What you will do
Return every line of the data exactly as it appears.

Data about app and page elements:
____
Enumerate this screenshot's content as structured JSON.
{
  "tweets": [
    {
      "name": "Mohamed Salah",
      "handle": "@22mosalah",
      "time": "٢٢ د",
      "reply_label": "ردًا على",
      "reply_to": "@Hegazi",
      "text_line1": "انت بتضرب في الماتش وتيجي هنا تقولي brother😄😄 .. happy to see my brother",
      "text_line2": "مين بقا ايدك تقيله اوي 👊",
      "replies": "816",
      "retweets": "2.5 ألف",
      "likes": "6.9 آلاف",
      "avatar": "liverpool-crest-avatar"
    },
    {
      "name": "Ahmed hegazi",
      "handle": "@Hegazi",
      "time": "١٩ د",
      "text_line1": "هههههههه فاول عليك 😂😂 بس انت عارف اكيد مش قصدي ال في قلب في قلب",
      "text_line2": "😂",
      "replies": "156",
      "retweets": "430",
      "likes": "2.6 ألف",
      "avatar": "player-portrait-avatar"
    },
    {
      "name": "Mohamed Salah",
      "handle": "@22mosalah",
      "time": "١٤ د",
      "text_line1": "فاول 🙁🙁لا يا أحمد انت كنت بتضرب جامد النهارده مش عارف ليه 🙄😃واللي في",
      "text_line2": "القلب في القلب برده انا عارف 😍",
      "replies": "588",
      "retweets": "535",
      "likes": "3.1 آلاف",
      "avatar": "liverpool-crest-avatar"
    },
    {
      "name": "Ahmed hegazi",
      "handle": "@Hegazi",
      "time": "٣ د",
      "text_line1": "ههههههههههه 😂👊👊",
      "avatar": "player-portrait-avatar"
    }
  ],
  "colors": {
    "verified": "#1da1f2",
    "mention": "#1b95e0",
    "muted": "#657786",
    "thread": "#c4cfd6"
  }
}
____
Output of the exercise
Enumerate this screenshot's content as structured JSON.
{
  "tweets": [
    {
      "name": "Mohamed Salah",
      "handle": "@22mosalah",
      "time": "٢٢ د",
      "reply_label": "ردًا على",
      "reply_to": "@Hegazi",
      "text_line1": "انت بتضرب في الماتش وتيجي هنا تقولي brother😄😄 .. happy to see my brother",
      "text_line2": "مين بقا ايدك تقيله اوي 👊",
      "replies": "816",
      "retweets": "2.5 ألف",
      "likes": "6.9 آلاف",
      "avatar": "liverpool-crest-avatar"
    },
    {
      "name": "Ahmed hegazi",
      "handle": "@Hegazi",
      "time": "١٩ د",
      "text_line1": "هههههههه فاول عليك 😂😂 بس انت عارف اكيد مش قصدي ال في قلب في قلب",
      "text_line2": "😂",
      "replies": "156",
      "retweets": "430",
      "likes": "2.6 ألف",
      "avatar": "player-portrait-avatar"
    },
    {
      "name": "Mohamed Salah",
      "handle": "@22mosalah",
      "time": "١٤ د",
      "text_line1": "فاول 🙁🙁لا يا أحمد انت كنت بتضرب جامد النهارده مش عارف ليه 🙄😃واللي في",
      "text_line2": "القلب في القلب برده انا عارف 😍",
      "replies": "588",
      "retweets": "535",
      "likes": "3.1 آلاف",
      "avatar": "liverpool-crest-avatar"
    },
    {
      "name": "Ahmed hegazi",
      "handle": "@Hegazi",
      "time": "٣ د",
      "text_line1": "ههههههههههه 😂👊👊",
      "avatar": "player-portrait-avatar"
    }
  ],
  "colors": {
    "verified": "#1da1f2",
    "mention": "#1b95e0",
    "muted": "#657786",
    "thread": "#c4cfd6"
  }
}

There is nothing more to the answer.